**What needs to be done**
All of the entries below must be copied out exactly.

(Provided data)

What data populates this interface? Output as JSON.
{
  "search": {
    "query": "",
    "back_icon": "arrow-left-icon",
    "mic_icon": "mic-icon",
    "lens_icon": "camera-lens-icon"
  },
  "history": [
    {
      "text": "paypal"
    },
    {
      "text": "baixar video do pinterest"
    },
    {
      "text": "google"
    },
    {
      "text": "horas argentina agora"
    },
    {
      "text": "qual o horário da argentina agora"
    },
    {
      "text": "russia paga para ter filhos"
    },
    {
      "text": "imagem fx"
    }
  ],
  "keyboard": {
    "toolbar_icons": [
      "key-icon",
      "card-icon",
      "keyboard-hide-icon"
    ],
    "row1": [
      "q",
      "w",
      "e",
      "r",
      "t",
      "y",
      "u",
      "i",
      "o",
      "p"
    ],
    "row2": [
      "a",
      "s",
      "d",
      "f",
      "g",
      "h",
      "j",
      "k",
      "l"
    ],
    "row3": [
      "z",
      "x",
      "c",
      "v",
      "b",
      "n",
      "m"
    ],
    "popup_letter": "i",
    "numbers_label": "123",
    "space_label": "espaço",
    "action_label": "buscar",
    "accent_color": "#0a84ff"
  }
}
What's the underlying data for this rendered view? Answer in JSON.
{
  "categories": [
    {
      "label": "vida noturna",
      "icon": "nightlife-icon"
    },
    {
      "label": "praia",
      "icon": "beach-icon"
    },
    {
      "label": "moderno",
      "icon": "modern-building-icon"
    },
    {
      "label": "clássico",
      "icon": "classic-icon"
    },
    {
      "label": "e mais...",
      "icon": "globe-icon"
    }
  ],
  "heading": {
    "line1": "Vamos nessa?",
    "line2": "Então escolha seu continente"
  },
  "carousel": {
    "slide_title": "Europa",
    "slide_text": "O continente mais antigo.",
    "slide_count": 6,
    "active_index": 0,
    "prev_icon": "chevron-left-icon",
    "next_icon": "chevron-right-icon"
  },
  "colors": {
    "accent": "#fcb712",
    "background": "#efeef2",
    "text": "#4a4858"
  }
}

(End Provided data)

**Your solution**
What data populates this interface? Output as JSON.
{
  "search": {
    "query": "",
    "back_icon": "arrow-left-icon",
    "mic_icon": "mic-icon",
    "lens_icon": "camera-lens-icon"
  },
  "history": [
    {
      "text": "paypal"
    },
    {
      "text": "baixar video do pinterest"
    },
    {
      "text": "google"
    },
    {
      "text": "horas argentina agora"
    },
    {
      "text": "qual o horário da argentina agora"
    },
    {
      "text": "russia paga para ter filhos"
    },
    {
      "text": "imagem fx"
    }
  ],
  "keyboard": {
    "toolbar_icons": [
      "key-icon",
      "card-icon",
      "keyboard-hide-icon"
    ],
    "row1": [
      "q",
      "w",
      "e",
      "r",
      "t",
      "y",
      "u",
      "i",
      "o",
      "p"
    ],
    "row2": [
      "a",
      "s",
      "d",
      "f",
      "g",
      "h",
      "j",
      "k",
      "l"
    ],
    "row3": [
      "z",
      "x",
      "c",
      "v",
      "b",
      "n",
      "m"
    ],
    "popup_letter": "i",
    "numbers_label": "123",
    "space_label": "espaço",
    "action_label": "buscar",
    "accent_color": "#0a84ff"
  }
}
What's the underlying data for this rendered view? Answer in JSON.
{
  "categories": [
    {
      "label": "vida noturna",
      "icon": "nightlife-icon"
    },
    {
      "label": "praia",
      "icon": "beach-icon"
    },
    {
      "label": "moderno",
      "icon": "modern-building-icon"
    },
    {
      "label": "clássico",
      "icon": "classic-icon"
    },
    {
      "label": "e mais...",
      "icon": "globe-icon"
    }
  ],
  "heading": {
    "line1": "Vamos nessa?",
    "line2": "Então escolha seu continente"
  },
  "carousel": {
    "slide_title": "Europa",
    "slide_text": "O continente mais antigo.",
    "slide_count": 6,
    "active_index": 0,
    "prev_icon": "chevron-left-icon",
    "next_icon": "chevron-right-icon"
  },
  "colors": {
    "accent": "#fcb712",
    "background": "#efeef2",
    "text": "#4a4858"
  }
}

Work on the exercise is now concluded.